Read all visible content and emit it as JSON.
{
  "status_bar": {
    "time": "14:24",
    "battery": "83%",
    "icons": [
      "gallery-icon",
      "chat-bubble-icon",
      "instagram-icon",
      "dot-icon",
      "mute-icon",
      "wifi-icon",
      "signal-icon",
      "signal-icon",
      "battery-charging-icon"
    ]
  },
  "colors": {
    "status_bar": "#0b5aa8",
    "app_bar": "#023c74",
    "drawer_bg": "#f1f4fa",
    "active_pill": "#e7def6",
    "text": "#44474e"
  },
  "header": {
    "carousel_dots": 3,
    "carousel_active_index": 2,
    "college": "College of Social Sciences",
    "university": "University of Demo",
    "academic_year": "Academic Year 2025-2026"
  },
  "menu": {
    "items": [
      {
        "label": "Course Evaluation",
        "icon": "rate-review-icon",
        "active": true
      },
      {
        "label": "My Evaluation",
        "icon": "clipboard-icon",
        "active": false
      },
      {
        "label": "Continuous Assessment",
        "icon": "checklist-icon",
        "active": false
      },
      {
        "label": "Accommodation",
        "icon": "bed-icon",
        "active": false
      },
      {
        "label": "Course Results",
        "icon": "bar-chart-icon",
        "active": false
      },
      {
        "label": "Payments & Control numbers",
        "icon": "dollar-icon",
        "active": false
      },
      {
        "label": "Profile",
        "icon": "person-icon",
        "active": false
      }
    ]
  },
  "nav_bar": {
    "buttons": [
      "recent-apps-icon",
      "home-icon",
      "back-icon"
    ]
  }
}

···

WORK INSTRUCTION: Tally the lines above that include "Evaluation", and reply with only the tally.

EXERCISE ANSWER: 2